● What to produce
Each record must be copied in full and unchanged; any image it holds is excluded.

● Records for this exercise
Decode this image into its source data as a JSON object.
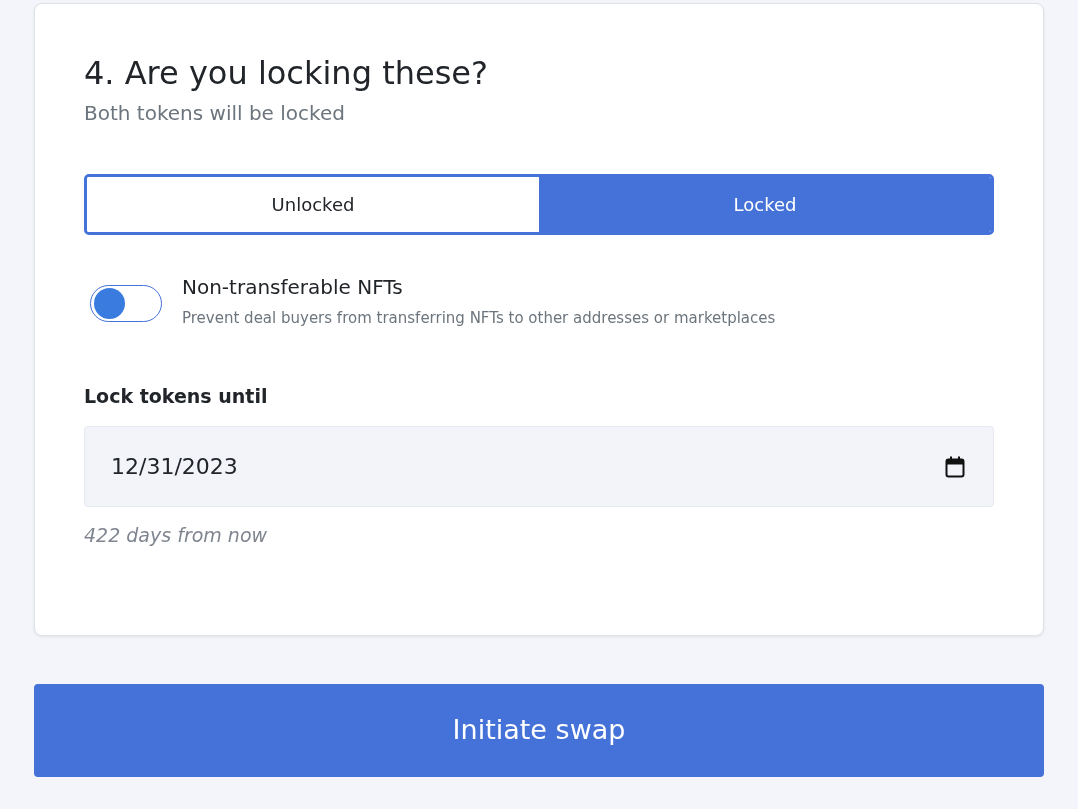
{
  "section": {
    "title": "4. Are you locking these?",
    "subtitle": "Both tokens will be locked"
  },
  "lock_options": [
    {
      "label": "Unlocked",
      "selected": false
    },
    {
      "label": "Locked",
      "selected": true
    }
  ],
  "non_transferable": {
    "label": "Non-transferable NFTs",
    "description": "Prevent deal buyers from transferring NFTs to other addresses or marketplaces",
    "on": false
  },
  "lock_until": {
    "label": "Lock tokens until",
    "value": "12/31/2023",
    "hint": "422 days from now"
  },
  "submit_button": "Initiate swap"
}
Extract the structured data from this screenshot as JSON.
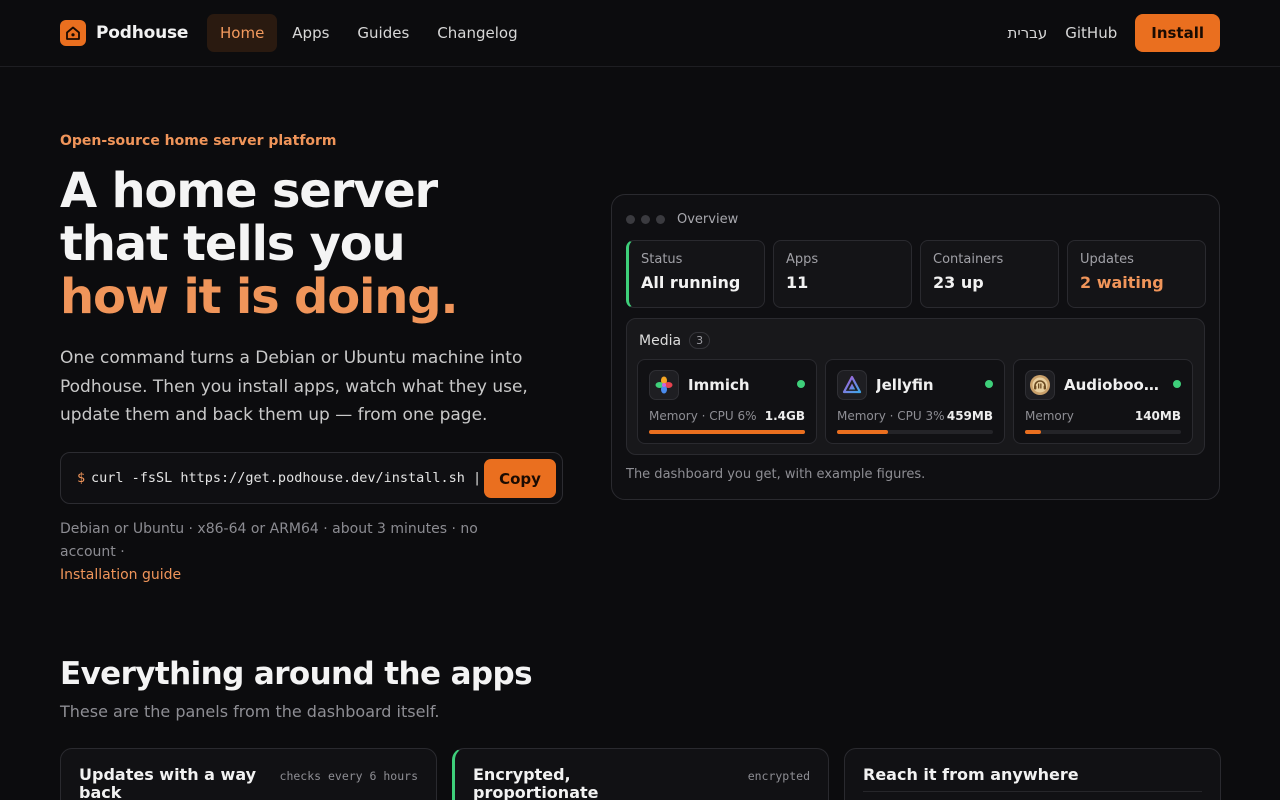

● Answer box
Decode this image into its source data as a JSON object.
{
  "section": {
    "title": "4. Are you locking these?",
    "subtitle": "Both tokens will be locked"
  },
  "lock_options": [
    {
      "label": "Unlocked",
      "selected": false
    },
    {
      "label": "Locked",
      "selected": true
    }
  ],
  "non_transferable": {
    "label": "Non-transferable NFTs",
    "description": "Prevent deal buyers from transferring NFTs to other addresses or marketplaces",
    "on": false
  },
  "lock_until": {
    "label": "Lock tokens until",
    "value": "12/31/2023",
    "hint": "422 days from now"
  },
  "submit_button": "Initiate swap"
}
Extract the structured data from this screenshot as JSON.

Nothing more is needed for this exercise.